Baseball legacy lives on

Festival: An annual event reminds fans about the character of the Negro leagues' Leon Day.

August 01, 2004|By Sarah Schaffer | Sarah Schaffer,SUN STAFF

It was muggy and hot, and their audience was scant.

But yesterday morning, members of the Charm City Challengers dance troupe were most definitely ready for showtime.

Decked out in smart white uniforms with red and gold trim, the sparkly and sequined teenagers left the parking lot of a West Baltimore school and stepped out to take part in the 5th Annual Leon Day Festival.

Their parade route along Poplar Grove Street was short, and the summer heat was becoming nearly unbearable.
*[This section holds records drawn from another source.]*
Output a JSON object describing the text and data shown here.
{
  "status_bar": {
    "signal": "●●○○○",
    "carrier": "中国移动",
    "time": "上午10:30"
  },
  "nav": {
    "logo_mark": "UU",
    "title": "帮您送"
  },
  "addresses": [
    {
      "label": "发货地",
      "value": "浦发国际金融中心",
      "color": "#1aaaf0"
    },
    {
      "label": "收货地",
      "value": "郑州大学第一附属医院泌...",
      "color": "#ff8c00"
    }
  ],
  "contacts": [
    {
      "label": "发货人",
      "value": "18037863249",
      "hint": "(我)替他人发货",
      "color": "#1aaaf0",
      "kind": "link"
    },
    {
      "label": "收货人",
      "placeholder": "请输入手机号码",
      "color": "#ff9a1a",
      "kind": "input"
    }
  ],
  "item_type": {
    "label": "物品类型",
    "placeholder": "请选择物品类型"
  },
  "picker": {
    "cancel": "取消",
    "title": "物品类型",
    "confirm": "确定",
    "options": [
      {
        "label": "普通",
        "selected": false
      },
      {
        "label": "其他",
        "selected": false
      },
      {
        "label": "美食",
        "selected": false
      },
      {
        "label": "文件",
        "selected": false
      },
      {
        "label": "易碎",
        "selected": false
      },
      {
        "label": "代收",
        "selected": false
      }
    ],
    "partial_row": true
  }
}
But the vibrant procession danced, undaunted, and they quickly drew a crowd.

By the time the young women, joined by drum lines and other troupes, shimmied down to meet a crowd at Leon Day Park on Franklintown Road, the morning's parade had become a full-blown afternoon party.

The Leon Day Festival began in 2000, five years after Day, a celebrated community figure and Negro leagues player, died of heart failure at the age of 78.
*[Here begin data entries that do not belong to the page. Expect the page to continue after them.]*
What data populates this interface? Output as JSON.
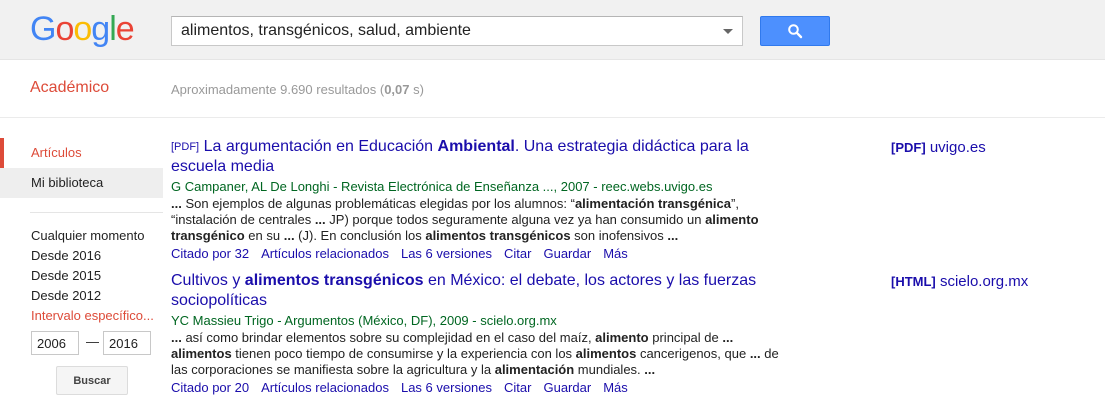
{
  "header": {
    "logo": "Google",
    "logo_colors": [
      "#4285f4",
      "#ea4335",
      "#fbbc05",
      "#4285f4",
      "#34a853",
      "#ea4335"
    ],
    "search_value": "alimentos, transgénicos, salud, ambiente"
  },
  "subheader": {
    "section": "Académico",
    "stats_prefix": "Aproximadamente 9.690 resultados (",
    "stats_time": "0,07",
    "stats_suffix": " s)"
  },
  "sidebar": {
    "nav": [
      "Artículos",
      "Mi biblioteca"
    ],
    "dates": [
      "Cualquier momento",
      "Desde 2016",
      "Desde 2015",
      "Desde 2012",
      "Intervalo específico..."
    ],
    "year_from": "2006",
    "year_to": "2016",
    "dash": "—",
    "search_button": "Buscar"
  },
  "results": [
    {
      "tag": "[PDF]",
      "title_parts": [
        {
          "text": "La argumentación en Educación ",
          "bold": false
        },
        {
          "text": "Ambiental",
          "bold": true
        },
        {
          "text": ". Una estrategia didáctica para la escuela media",
          "bold": false
        }
      ],
      "meta": "G Campaner, AL De Longhi - Revista Electrónica de Enseñanza ..., 2007 - reec.webs.uvigo.es",
      "snippet_parts": [
        {
          "text": "... ",
          "bold": true
        },
        {
          "text": "Son ejemplos de algunas problemáticas elegidas por los alumnos: “",
          "bold": false
        },
        {
          "text": "alimentación transgénica",
          "bold": true
        },
        {
          "text": "”, “instalación de centrales ",
          "bold": false
        },
        {
          "text": "...",
          "bold": true
        },
        {
          "text": " JP) porque todos seguramente alguna vez ya han consumido un ",
          "bold": false
        },
        {
          "text": "alimento transgénico",
          "bold": true
        },
        {
          "text": " en su ",
          "bold": false
        },
        {
          "text": "...",
          "bold": true
        },
        {
          "text": " (J). En conclusión los ",
          "bold": false
        },
        {
          "text": "alimentos transgénicos",
          "bold": true
        },
        {
          "text": " son inofensivos ",
          "bold": false
        },
        {
          "text": "...",
          "bold": true
        }
      ],
      "actions": [
        "Citado por 32",
        "Artículos relacionados",
        "Las 6 versiones",
        "Citar",
        "Guardar",
        "Más"
      ],
      "side_tag": "[PDF]",
      "side_domain": "uvigo.es"
    },
    {
      "tag": "",
      "title_parts": [
        {
          "text": "Cultivos y ",
          "bold": false
        },
        {
          "text": "alimentos transgénicos",
          "bold": true
        },
        {
          "text": " en México: el debate, los actores y las fuerzas sociopolíticas",
          "bold": false
        }
      ],
      "meta": "YC Massieu Trigo - Argumentos (México, DF), 2009 - scielo.org.mx",
      "snippet_parts": [
        {
          "text": "...",
          "bold": true
        },
        {
          "text": " así como brindar elementos sobre su complejidad en el caso del maíz, ",
          "bold": false
        },
        {
          "text": "alimento",
          "bold": true
        },
        {
          "text": " principal de ",
          "bold": false
        },
        {
          "text": "...",
          "bold": true
        },
        {
          "text": " ",
          "bold": false
        },
        {
          "text": "alimentos",
          "bold": true
        },
        {
          "text": " tienen poco tiempo de consumirse y la experiencia con los ",
          "bold": false
        },
        {
          "text": "alimentos",
          "bold": true
        },
        {
          "text": " cancerigenos, que ",
          "bold": false
        },
        {
          "text": "...",
          "bold": true
        },
        {
          "text": " de las corporaciones se manifiesta sobre la agricultura y la ",
          "bold": false
        },
        {
          "text": "alimentación",
          "bold": true
        },
        {
          "text": " mundiales. ",
          "bold": false
        },
        {
          "text": "...",
          "bold": true
        }
      ],
      "actions": [
        "Citado por 20",
        "Artículos relacionados",
        "Las 6 versiones",
        "Citar",
        "Guardar",
        "Más"
      ],
      "side_tag": "[HTML]",
      "side_domain": "scielo.org.mx"
    }
  ]
}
He died just six days after learning of his election into the National Baseball Hall of Fame in Cooperstown, N.Y.

Known in life for his world-class pitching skills and a love of children, Day leaves a legacy that lives on in the annual Baltimore event, which promotes sportsmanship, community outreach and a number of youth leagues that play in his name.

"What you bring back to your community is truly who and what you are," said Victor Clark, a state official who spoke on behalf of Lt. Gov. Michael S. Steele.
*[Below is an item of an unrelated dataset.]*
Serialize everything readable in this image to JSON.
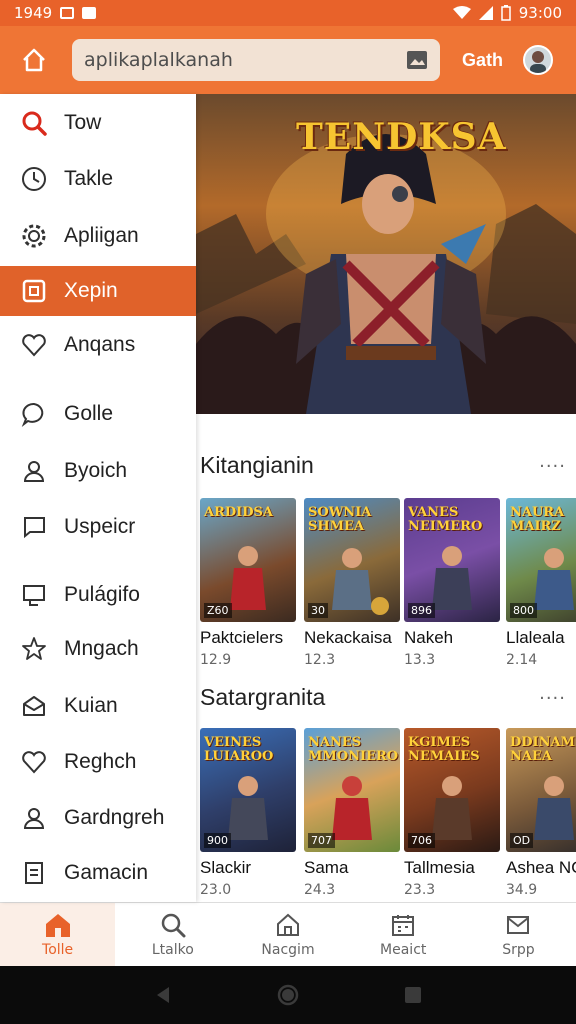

Day's friends said they are proud to carry on his legacy and to show younger generations that, more important than fame and fortune, playing sports can build character and lead to lasting friendships.

"I've been trying to impart what I have learned to others. [Baseball] teaches discipline, teamwork," said Hubert "Bert" Simmons, a former pitcher and outfielder for the Baltimore Elite Giants who was at the park signing autographs and shaking hands.

Some of the most at-risk children in Rosemont and Franklintown have managed to stay on track by participating in the Leon Day Little League, said foundation volunteer Wanda Carter.

"Kids that were rough around the edges have smoothed out nicely. I think it's worked well with them," said Carter. "[It] shows ... that there's something more than being on the corner."

Many attending the festival said they didn't know what Day himself would have thought of the event -- or any of the other things, including an entrance to Oriole Park at Camden Yards that bears his name.

Even Geraldine Day, his wife of more than 30 years, was hesitant to speak for her late husband, who was also known by many as a man of few words.

"He [didn't] say too much. He was a real quiet, humble man," she said.

But standing in the bright afternoon sunlight, watching young ballplayers eat hot dogs and toss baseballs on the field named after Leon Day, she did manage to venture one guess: "The only thing I could tell you is that he'd have a real big smile on his face."

Baltimore Sun Articles
|
|
|
Please note the green-lined linked article text has been applied commercially without any involvement from our newsroom editors, reporters or any other editorial staff.